AVIS-IBIS

Birds of Indian Subcontinent

The distribution, numbers and breeding ecology of Twite Acanthis flavirostris in the south Pennines of England

Publication Type:Journal Article
Year of Publication:1995
Authors:Brown, AF, Crick, HQP, A, SR
Journal:Bird Study
Volume:42
Date Published:1995
ISBN Number:0006-3657
Keywords:Acanthis, Acanthis flavirostris, Carduelis, Carduelis flavirostris, Fringillidae, Linaria, Linaria flavirostris, United Kingdom
Abstract:This study used the results of a systematic upland bird survey conducted in 1990 and the information held on BTO nest record cards to study the distribution, numbers and breeding ecology of Twite Acanthis flavirostris in the south Pennines of England. The survey estimated the size of the population as between 200 and 400 pairs. The distribution of records obtained during the survey is mapped. In the breeding season, Twite show an association with relatively low-altitude sites at the moorland edge, especially where the length of reservoir or river shore tends to be large and the sward height exceeds 5 cm. They apparently avoid areas dominated by Juncus? spp. flush vegetation.

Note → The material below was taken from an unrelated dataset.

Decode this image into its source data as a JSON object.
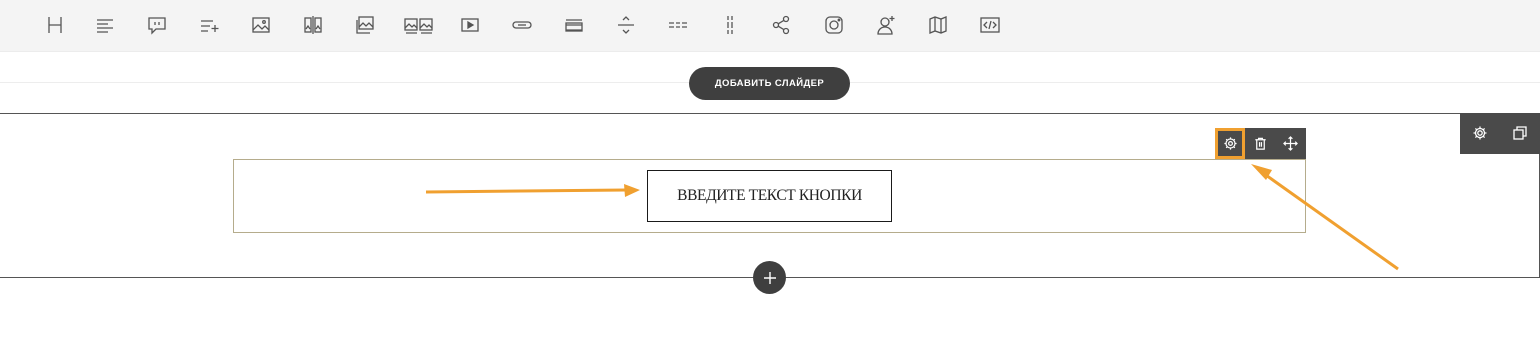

We compare information available on BTO nest record cards for south Pennines Twite with those from Scotland. Breeding performance for Twite nesting in heather-dominated habitats was better than for those nesting on either grassdominated or other moorland habitat. Twite brood-size in the south Pennines has declined in recent years and nest failure rates have apparently increased. This may indicate that, through reduced recruitment, a decline in the size of the breeding population is likely. Current upland management practices may not be ideal for maintaining breeding Twite in Britain.This study used the results of a systematic upland bird survey conducted in 1990 and the information held on BTO nest record cards to study the distribution, numbers and breeding ecology of Twite Acanthis flavirostris in the south Pennines of England. The survey estimated the size of the population as between 200 and 400 pairs. The distribution of records obtained during the survey is mapped. In the breeding season, Twite show an association with relatively low-altitude sites at the moorland edge, especially where the length of reservoir or river shore tends to be large and the sward height exceeds 5 cm. They apparently avoid areas dominated by Juncus? spp. flush vegetation. We compare information available on BTO nest record cards for south Pennines Twite with those from Scotland. Breeding performance for Twite nesting in heather-dominated habitats was better than for those nesting on either grassdominated or other moorland habitat. Twite brood-size in the south Pennines has declined in recent years and nest failure rates have apparently increased. This may indicate that, through reduced recruitment, a decline in the size of the breeding population is likely. Current upland management practices may not be ideal for maintaining breeding Twite in Britain.
URL:http://www.tandfonline.com/doi/abs/10.1080/00063659509477157
Scratchpads developed and conceived by (alphabetical): Ed Baker, Katherine Bouton Alice Heaton Dimitris Koureas, Laurence Livermore, Dave Roberts, Simon Rycroft, Ben Scott, Vince Smith